Your assignment:
Output the data in full and exactly as presented.

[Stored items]
*** Begin section ***

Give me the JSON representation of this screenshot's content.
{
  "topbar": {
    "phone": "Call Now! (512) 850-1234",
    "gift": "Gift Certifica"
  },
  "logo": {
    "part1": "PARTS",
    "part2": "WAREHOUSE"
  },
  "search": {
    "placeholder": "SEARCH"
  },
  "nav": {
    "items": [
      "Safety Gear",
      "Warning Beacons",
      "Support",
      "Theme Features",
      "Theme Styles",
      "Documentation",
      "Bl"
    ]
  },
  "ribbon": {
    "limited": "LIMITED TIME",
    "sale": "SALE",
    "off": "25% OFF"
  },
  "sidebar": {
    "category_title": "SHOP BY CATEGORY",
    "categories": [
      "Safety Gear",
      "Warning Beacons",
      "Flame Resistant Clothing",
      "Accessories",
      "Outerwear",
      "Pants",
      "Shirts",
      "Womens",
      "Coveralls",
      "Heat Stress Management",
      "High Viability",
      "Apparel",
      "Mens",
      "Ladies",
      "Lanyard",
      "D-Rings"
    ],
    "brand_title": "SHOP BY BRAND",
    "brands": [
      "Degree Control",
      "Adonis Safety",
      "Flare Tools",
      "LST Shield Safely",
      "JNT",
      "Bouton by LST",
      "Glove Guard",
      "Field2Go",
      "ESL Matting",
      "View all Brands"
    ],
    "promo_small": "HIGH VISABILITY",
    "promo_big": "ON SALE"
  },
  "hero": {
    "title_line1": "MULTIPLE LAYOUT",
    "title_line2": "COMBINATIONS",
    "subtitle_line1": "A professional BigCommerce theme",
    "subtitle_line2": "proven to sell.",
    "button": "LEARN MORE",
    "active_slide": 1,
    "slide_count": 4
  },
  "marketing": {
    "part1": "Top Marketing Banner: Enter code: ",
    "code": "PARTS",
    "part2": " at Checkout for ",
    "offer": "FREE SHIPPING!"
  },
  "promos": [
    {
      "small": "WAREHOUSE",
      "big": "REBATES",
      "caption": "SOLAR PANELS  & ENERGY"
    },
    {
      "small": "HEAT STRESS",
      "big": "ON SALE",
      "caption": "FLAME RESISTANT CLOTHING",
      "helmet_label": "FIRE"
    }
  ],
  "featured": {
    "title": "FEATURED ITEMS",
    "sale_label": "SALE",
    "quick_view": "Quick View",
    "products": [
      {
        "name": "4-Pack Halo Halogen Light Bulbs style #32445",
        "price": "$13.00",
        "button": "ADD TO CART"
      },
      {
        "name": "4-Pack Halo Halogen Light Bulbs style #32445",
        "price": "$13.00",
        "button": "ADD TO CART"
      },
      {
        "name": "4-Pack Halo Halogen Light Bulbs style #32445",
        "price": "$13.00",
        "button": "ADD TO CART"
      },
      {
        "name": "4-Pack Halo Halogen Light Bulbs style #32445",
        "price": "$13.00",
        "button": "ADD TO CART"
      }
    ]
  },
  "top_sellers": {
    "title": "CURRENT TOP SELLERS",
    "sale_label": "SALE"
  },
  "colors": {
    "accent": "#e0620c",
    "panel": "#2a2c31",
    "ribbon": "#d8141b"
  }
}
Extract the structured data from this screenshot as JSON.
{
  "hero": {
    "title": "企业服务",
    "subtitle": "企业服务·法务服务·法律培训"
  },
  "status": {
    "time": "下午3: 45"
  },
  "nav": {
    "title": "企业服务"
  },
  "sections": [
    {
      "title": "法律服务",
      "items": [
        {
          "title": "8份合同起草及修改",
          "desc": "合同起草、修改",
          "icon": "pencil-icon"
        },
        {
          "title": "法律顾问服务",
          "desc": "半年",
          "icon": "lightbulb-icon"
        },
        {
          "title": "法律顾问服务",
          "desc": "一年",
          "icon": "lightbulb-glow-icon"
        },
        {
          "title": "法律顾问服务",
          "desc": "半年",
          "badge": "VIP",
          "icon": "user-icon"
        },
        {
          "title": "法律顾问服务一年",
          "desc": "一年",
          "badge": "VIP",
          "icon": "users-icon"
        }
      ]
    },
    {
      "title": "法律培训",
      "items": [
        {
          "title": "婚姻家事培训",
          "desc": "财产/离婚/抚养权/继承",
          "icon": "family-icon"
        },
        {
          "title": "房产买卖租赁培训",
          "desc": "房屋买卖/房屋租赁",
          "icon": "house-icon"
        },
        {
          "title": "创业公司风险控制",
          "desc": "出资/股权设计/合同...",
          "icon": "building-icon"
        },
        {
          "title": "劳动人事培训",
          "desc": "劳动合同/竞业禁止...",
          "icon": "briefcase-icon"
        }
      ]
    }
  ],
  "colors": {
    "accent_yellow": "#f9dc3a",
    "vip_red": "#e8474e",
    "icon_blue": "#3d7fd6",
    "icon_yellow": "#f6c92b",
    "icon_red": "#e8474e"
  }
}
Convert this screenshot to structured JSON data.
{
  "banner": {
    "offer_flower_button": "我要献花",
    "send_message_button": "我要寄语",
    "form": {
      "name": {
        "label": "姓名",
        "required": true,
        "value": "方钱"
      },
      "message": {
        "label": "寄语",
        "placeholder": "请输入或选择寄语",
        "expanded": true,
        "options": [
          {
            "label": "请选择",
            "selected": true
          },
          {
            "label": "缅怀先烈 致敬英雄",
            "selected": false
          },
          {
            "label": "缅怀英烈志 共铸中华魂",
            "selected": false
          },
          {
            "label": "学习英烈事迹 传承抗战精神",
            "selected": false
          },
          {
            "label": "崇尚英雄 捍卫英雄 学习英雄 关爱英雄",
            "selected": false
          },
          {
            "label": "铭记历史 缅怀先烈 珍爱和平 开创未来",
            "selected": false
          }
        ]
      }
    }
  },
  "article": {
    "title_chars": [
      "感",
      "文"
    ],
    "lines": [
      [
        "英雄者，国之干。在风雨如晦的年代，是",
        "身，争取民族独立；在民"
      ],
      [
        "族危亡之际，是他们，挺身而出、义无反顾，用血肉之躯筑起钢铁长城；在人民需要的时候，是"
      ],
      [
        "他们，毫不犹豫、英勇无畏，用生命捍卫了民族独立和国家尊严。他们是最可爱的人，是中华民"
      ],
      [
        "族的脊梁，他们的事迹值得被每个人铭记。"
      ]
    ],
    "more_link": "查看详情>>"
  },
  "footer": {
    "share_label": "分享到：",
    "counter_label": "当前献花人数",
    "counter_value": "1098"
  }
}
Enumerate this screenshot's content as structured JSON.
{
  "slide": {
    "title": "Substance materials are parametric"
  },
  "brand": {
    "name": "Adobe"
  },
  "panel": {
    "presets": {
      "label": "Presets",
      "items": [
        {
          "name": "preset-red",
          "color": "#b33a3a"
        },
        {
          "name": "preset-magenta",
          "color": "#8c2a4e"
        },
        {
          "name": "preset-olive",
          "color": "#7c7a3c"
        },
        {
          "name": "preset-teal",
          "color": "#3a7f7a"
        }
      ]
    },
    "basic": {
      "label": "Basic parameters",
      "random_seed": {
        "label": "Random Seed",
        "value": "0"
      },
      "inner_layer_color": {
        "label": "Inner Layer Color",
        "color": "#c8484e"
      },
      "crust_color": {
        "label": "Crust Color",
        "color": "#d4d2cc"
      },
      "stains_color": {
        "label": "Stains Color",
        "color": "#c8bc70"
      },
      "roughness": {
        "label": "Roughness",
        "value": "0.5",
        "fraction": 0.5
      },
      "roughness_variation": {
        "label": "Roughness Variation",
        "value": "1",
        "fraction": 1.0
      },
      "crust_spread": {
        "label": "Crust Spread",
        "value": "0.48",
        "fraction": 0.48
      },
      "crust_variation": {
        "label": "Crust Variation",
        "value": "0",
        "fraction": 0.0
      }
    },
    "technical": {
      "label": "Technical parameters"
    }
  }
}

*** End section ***

Response to this exercise:
Give me the JSON representation of this screenshot's content.
{
  "topbar": {
    "phone": "Call Now! (512) 850-1234",
    "gift": "Gift Certifica"
  },
  "logo": {
    "part1": "PARTS",
    "part2": "WAREHOUSE"
  },
  "search": {
    "placeholder": "SEARCH"
  },
  "nav": {
    "items": [
      "Safety Gear",
      "Warning Beacons",
      "Support",
      "Theme Features",
      "Theme Styles",
      "Documentation",
      "Bl"
    ]
  },
  "ribbon": {
    "limited": "LIMITED TIME",
    "sale": "SALE",
    "off": "25% OFF"
  },
  "sidebar": {
    "category_title": "SHOP BY CATEGORY",
    "categories": [
      "Safety Gear",
      "Warning Beacons",
      "Flame Resistant Clothing",
      "Accessories",
      "Outerwear",
      "Pants",
      "Shirts",
      "Womens",
      "Coveralls",
      "Heat Stress Management",
      "High Viability",
      "Apparel",
      "Mens",
      "Ladies",
      "Lanyard",
      "D-Rings"
    ],
    "brand_title": "SHOP BY BRAND",
    "brands": [
      "Degree Control",
      "Adonis Safety",
      "Flare Tools",
      "LST Shield Safely",
      "JNT",
      "Bouton by LST",
      "Glove Guard",
      "Field2Go",
      "ESL Matting",
      "View all Brands"
    ],
    "promo_small": "HIGH VISABILITY",
    "promo_big": "ON SALE"
  },
  "hero": {
    "title_line1": "MULTIPLE LAYOUT",
    "title_line2": "COMBINATIONS",
    "subtitle_line1": "A professional BigCommerce theme",
    "subtitle_line2": "proven to sell.",
    "button": "LEARN MORE",
    "active_slide": 1,
    "slide_count": 4
  },
  "marketing": {
    "part1": "Top Marketing Banner: Enter code: ",
    "code": "PARTS",
    "part2": " at Checkout for ",
    "offer": "FREE SHIPPING!"
  },
  "promos": [
    {
      "small": "WAREHOUSE",
      "big": "REBATES",
      "caption": "SOLAR PANELS  & ENERGY"
    },
    {
      "small": "HEAT STRESS",
      "big": "ON SALE",
      "caption": "FLAME RESISTANT CLOTHING",
      "helmet_label": "FIRE"
    }
  ],
  "featured": {
    "title": "FEATURED ITEMS",
    "sale_label": "SALE",
    "quick_view": "Quick View",
    "products": [
      {
        "name": "4-Pack Halo Halogen Light Bulbs style #32445",
        "price": "$13.00",
        "button": "ADD TO CART"
      },
      {
        "name": "4-Pack Halo Halogen Light Bulbs style #32445",
        "price": "$13.00",
        "button": "ADD TO CART"
      },
      {
        "name": "4-Pack Halo Halogen Light Bulbs style #32445",
        "price": "$13.00",
        "button": "ADD TO CART"
      },
      {
        "name": "4-Pack Halo Halogen Light Bulbs style #32445",
        "price": "$13.00",
        "button": "ADD TO CART"
      }
    ]
  },
  "top_sellers": {
    "title": "CURRENT TOP SELLERS",
    "sale_label": "SALE"
  },
  "colors": {
    "accent": "#e0620c",
    "panel": "#2a2c31",
    "ribbon": "#d8141b"
  }
}
Extract the structured data from this screenshot as JSON.
{
  "hero": {
    "title": "企业服务",
    "subtitle": "企业服务·法务服务·法律培训"
  },
  "status": {
    "time": "下午3: 45"
  },
  "nav": {
    "title": "企业服务"
  },
  "sections": [
    {
      "title": "法律服务",
      "items": [
        {
          "title": "8份合同起草及修改",
          "desc": "合同起草、修改",
          "icon": "pencil-icon"
        },
        {
          "title": "法律顾问服务",
          "desc": "半年",
          "icon": "lightbulb-icon"
        },
        {
          "title": "法律顾问服务",
          "desc": "一年",
          "icon": "lightbulb-glow-icon"
        },
        {
          "title": "法律顾问服务",
          "desc": "半年",
          "badge": "VIP",
          "icon": "user-icon"
        },
        {
          "title": "法律顾问服务一年",
          "desc": "一年",
          "badge": "VIP",
          "icon": "users-icon"
        }
      ]
    },
    {
      "title": "法律培训",
      "items": [
        {
          "title": "婚姻家事培训",
          "desc": "财产/离婚/抚养权/继承",
          "icon": "family-icon"
        },
        {
          "title": "房产买卖租赁培训",
          "desc": "房屋买卖/房屋租赁",
          "icon": "house-icon"
        },
        {
          "title": "创业公司风险控制",
          "desc": "出资/股权设计/合同...",
          "icon": "building-icon"
        },
        {
          "title": "劳动人事培训",
          "desc": "劳动合同/竞业禁止...",
          "icon": "briefcase-icon"
        }
      ]
    }
  ],
  "colors": {
    "accent_yellow": "#f9dc3a",
    "vip_red": "#e8474e",
    "icon_blue": "#3d7fd6",
    "icon_yellow": "#f6c92b",
    "icon_red": "#e8474e"
  }
}
Convert this screenshot to structured JSON data.
{
  "banner": {
    "offer_flower_button": "我要献花",
    "send_message_button": "我要寄语",
    "form": {
      "name": {
        "label": "姓名",
        "required": true,
        "value": "方钱"
      },
      "message": {
        "label": "寄语",
        "placeholder": "请输入或选择寄语",
        "expanded": true,
        "options": [
          {
            "label": "请选择",
            "selected": true
          },
          {
            "label": "缅怀先烈 致敬英雄",
            "selected": false
          },
          {
            "label": "缅怀英烈志 共铸中华魂",
            "selected": false
          },
          {
            "label": "学习英烈事迹 传承抗战精神",
            "selected": false
          },
          {
            "label": "崇尚英雄 捍卫英雄 学习英雄 关爱英雄",
            "selected": false
          },
          {
            "label": "铭记历史 缅怀先烈 珍爱和平 开创未来",
            "selected": false
          }
        ]
      }
    }
  },
  "article": {
    "title_chars": [
      "感",
      "文"
    ],
    "lines": [
      [
        "英雄者，国之干。在风雨如晦的年代，是",
        "身，争取民族独立；在民"
      ],
      [
        "族危亡之际，是他们，挺身而出、义无反顾，用血肉之躯筑起钢铁长城；在人民需要的时候，是"
      ],
      [
        "他们，毫不犹豫、英勇无畏，用生命捍卫了民族独立和国家尊严。他们是最可爱的人，是中华民"
      ],
      [
        "族的脊梁，他们的事迹值得被每个人铭记。"
      ]
    ],
    "more_link": "查看详情>>"
  },
  "footer": {
    "share_label": "分享到：",
    "counter_label": "当前献花人数",
    "counter_value": "1098"
  }
}
Enumerate this screenshot's content as structured JSON.
{
  "slide": {
    "title": "Substance materials are parametric"
  },
  "brand": {
    "name": "Adobe"
  },
  "panel": {
    "presets": {
      "label": "Presets",
      "items": [
        {
          "name": "preset-red",
          "color": "#b33a3a"
        },
        {
          "name": "preset-magenta",
          "color": "#8c2a4e"
        },
        {
          "name": "preset-olive",
          "color": "#7c7a3c"
        },
        {
          "name": "preset-teal",
          "color": "#3a7f7a"
        }
      ]
    },
    "basic": {
      "label": "Basic parameters",
      "random_seed": {
        "label": "Random Seed",
        "value": "0"
      },
      "inner_layer_color": {
        "label": "Inner Layer Color",
        "color": "#c8484e"
      },
      "crust_color": {
        "label": "Crust Color",
        "color": "#d4d2cc"
      },
      "stains_color": {
        "label": "Stains Color",
        "color": "#c8bc70"
      },
      "roughness": {
        "label": "Roughness",
        "value": "0.5",
        "fraction": 0.5
      },
      "roughness_variation": {
        "label": "Roughness Variation",
        "value": "1",
        "fraction": 1.0
      },
      "crust_spread": {
        "label": "Crust Spread",
        "value": "0.48",
        "fraction": 0.48
      },
      "crust_variation": {
        "label": "Crust Variation",
        "value": "0",
        "fraction": 0.0
      }
    },
    "technical": {
      "label": "Technical parameters"
    }
  }
}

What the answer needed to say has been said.